:: Goal of the exercise ::
Sort through the data and copy the lines holding the word "placeholder".

:: Data listing ::
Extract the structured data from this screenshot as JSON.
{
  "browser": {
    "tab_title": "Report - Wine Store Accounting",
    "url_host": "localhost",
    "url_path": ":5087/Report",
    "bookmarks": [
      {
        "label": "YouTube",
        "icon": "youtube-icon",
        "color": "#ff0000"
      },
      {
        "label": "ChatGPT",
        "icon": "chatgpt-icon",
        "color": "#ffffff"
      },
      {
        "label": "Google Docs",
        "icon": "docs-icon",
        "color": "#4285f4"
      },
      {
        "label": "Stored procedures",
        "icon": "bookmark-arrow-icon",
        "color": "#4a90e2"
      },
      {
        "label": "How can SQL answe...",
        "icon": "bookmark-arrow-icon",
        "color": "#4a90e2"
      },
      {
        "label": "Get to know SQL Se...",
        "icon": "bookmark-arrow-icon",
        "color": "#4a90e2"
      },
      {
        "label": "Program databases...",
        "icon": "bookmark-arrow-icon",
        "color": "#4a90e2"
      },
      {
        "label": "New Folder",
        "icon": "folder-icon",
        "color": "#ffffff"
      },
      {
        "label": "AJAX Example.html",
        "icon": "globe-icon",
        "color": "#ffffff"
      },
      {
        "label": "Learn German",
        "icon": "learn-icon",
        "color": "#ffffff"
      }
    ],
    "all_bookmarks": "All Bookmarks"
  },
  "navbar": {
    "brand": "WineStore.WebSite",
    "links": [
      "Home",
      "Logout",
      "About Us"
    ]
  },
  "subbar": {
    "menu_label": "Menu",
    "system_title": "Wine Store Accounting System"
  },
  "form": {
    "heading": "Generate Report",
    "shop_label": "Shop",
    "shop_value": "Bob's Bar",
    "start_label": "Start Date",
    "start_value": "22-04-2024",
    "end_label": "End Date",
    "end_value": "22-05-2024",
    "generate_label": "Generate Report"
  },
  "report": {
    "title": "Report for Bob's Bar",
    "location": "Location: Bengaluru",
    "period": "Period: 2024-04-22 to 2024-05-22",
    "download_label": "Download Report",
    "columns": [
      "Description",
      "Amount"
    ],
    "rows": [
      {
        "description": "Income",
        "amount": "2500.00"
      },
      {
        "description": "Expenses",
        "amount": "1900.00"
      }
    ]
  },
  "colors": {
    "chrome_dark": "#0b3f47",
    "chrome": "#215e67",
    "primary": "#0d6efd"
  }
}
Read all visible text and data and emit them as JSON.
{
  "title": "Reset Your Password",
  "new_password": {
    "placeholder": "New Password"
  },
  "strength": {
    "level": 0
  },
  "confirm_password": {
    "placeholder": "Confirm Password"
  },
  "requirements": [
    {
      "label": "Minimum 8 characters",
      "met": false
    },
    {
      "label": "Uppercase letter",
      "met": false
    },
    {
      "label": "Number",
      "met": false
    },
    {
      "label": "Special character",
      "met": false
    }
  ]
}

:: Task solution ::
    "placeholder": "New Password"
    "placeholder": "Confirm Password"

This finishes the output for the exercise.